In other words, Intel currently trades very close to its book value. Why are these numbers important? Because while competitors of Intel like Qualcomm spend around 20% (average) of their sales on R&D (~5% greater than Intel), its absolute spend is about 4x less than Intel's spend. And if I remember correctly, it's that kind of advantage combined with economies of scale that allowed Intel to pummel AMD into irrelevance. As I've said before, you need just two ingredients to get economies of scale: sales growth, and operating leverage. Intel's in-house manufacturing prowess provides the operating leverage. Now all they need is some sales growth in mobile and tablet to ignite the fire of economies of scale. Given Intel's history, I'm betting that they will in due time.
In conclusion, we can peg Intel as a classic value play where quality and valuation are there, but growth isn't. In this instance, an investor can either require an increased margin of safety or look for a catalyst. How much margin of safety depends on the investor's assumptions. For example, if we're looking for a required return of 15%, and we believe Intel can close the value gap in four years, taking into account expected growth of 5% and an expected yield of 3.5%, our margin of safety would be 26%. If we shorten the timeline and say that Intel can do it in three years, the margin of safety shrinks to 19.5%. Ultimately, the required margin of safety depends on the investor's psychological state of mind. As for the catalyst, they are coming in the form of an accelerated development for Intel's Atom chips for mobile and tablet which should either make Intel super-competitive or a market leader like in the past. Do I think Intel is a multi-bagger? No. We still haven't taken into account some of the cyclical headwinds facing the American economy. As resilient as Intel's stock has been, I'm not sure how much the market has baked in a global slowdown from an emerging markets crisis, possible Fed tapering, debt-limit shenanigans, and another war in Syria. But from this point in time, the analysis points to an undervalued stock and a great company that can make for some decent returns in the next three to five years.
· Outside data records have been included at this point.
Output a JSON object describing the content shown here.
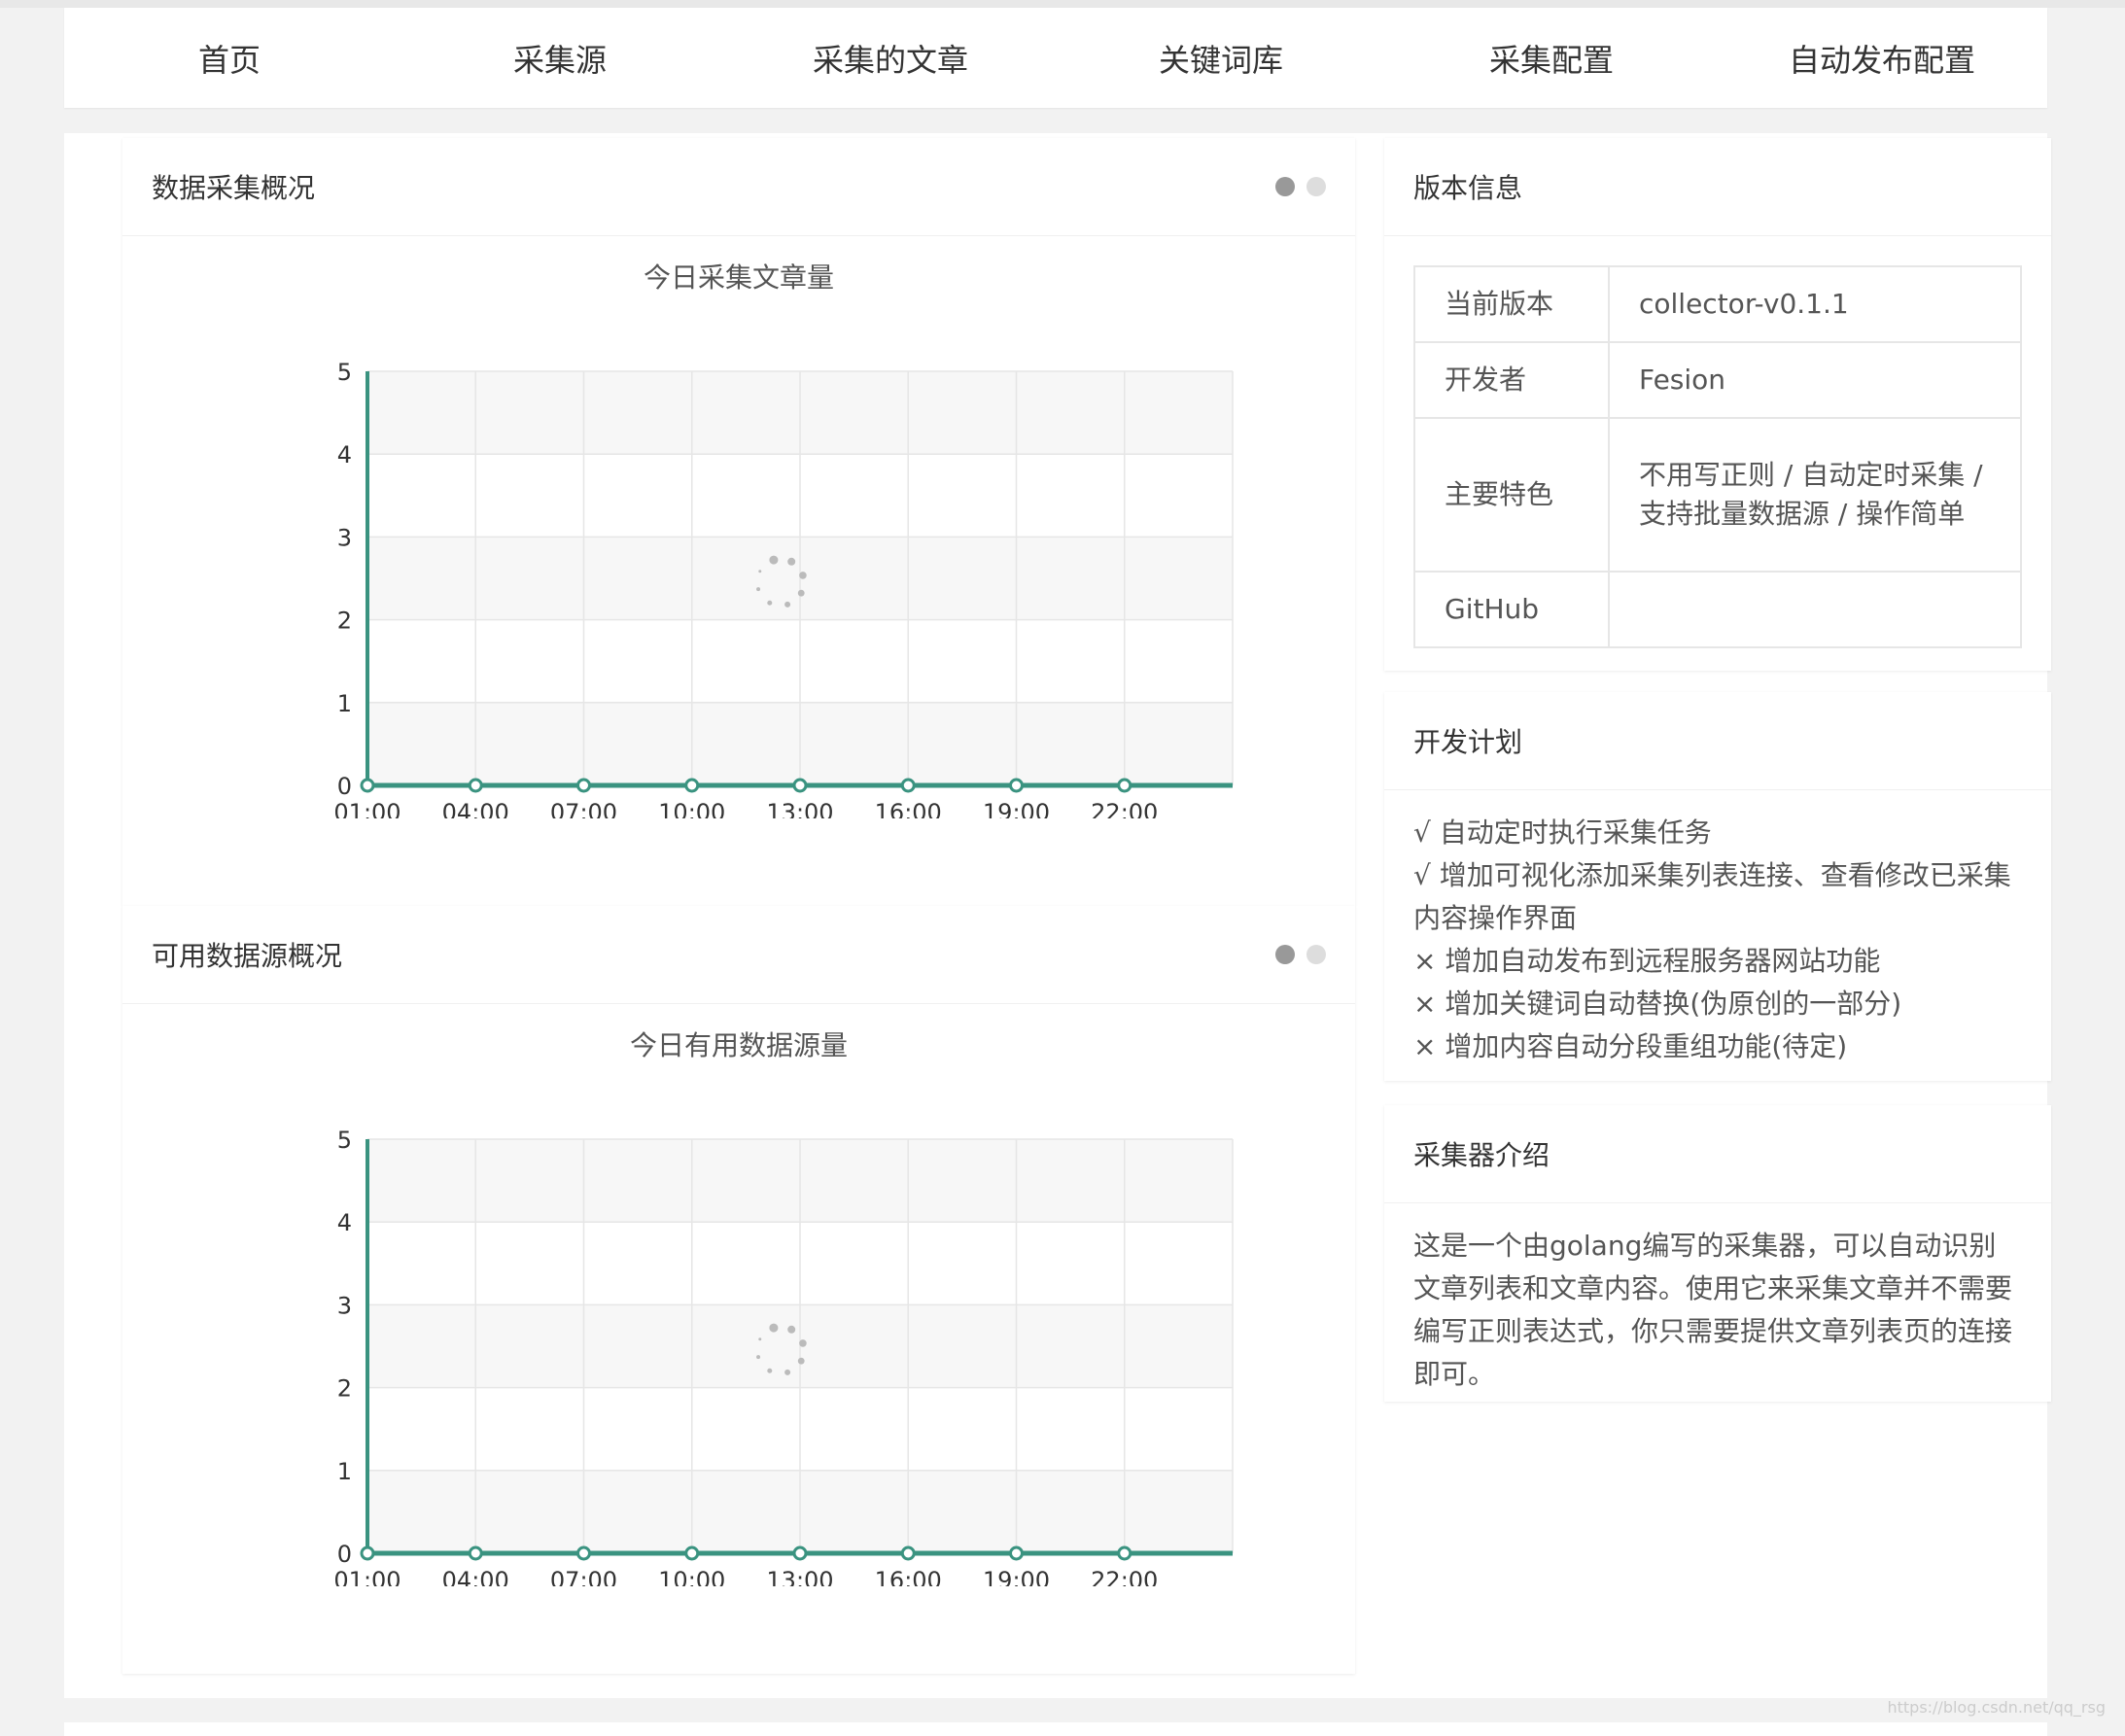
{
  "nav": [
    "首页",
    "采集源",
    "采集的文章",
    "关键词库",
    "采集配置",
    "自动发布配置"
  ],
  "panels": {
    "collect": {
      "title": "数据采集概况",
      "chart_title": "今日采集文章量"
    },
    "sources": {
      "title": "可用数据源概况",
      "chart_title": "今日有用数据源量"
    }
  },
  "version": {
    "title": "版本信息",
    "rows": [
      {
        "k": "当前版本",
        "v": "collector-v0.1.1"
      },
      {
        "k": "开发者",
        "v": "Fesion"
      },
      {
        "k": "主要特色",
        "v": "不用写正则 / 自动定时采集 / 支持批量数据源 / 操作简单"
      },
      {
        "k": "GitHub",
        "v": ""
      }
    ]
  },
  "plan": {
    "title": "开发计划",
    "items": [
      "√ 自动定时执行采集任务",
      "√ 增加可视化添加采集列表连接、查看修改已采集内容操作界面",
      "× 增加自动发布到远程服务器网站功能",
      "× 增加关键词自动替换(伪原创的一部分)",
      "× 增加内容自动分段重组功能(待定)"
    ]
  },
  "intro": {
    "title": "采集器介绍",
    "text": "这是一个由golang编写的采集器，可以自动识别文章列表和文章内容。使用它来采集文章并不需要编写正则表达式，你只需要提供文章列表页的连接即可。"
  },
  "watermark": "https://blog.csdn.net/qq_rsg",
  "colors": {
    "line": "#3a9380",
    "grid_band": "#f7f7f7",
    "grid_line": "#e6e6e6"
  },
  "chart_data": [
    {
      "type": "line",
      "title": "今日采集文章量",
      "categories": [
        "01:00",
        "04:00",
        "07:00",
        "10:00",
        "13:00",
        "16:00",
        "19:00",
        "22:00"
      ],
      "values": [
        0,
        0,
        0,
        0,
        0,
        0,
        0,
        0
      ],
      "ylim": [
        0,
        5
      ],
      "yticks": [
        0,
        1,
        2,
        3,
        4,
        5
      ],
      "grid": true,
      "loading": true
    },
    {
      "type": "line",
      "title": "今日有用数据源量",
      "categories": [
        "01:00",
        "04:00",
        "07:00",
        "10:00",
        "13:00",
        "16:00",
        "19:00",
        "22:00"
      ],
      "values": [
        0,
        0,
        0,
        0,
        0,
        0,
        0,
        0
      ],
      "ylim": [
        0,
        5
      ],
      "yticks": [
        0,
        1,
        2,
        3,
        4,
        5
      ],
      "grid": true,
      "loading": true
    }
  ]
}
Disclosure: I am long INTC. I wrote this article myself, and it expresses my own opinions. I am not receiving compensation for it. I have no business relationship with any company whose stock is mentioned in this article.
Additional disclosure: Not intended as investment advice. Please do your own research.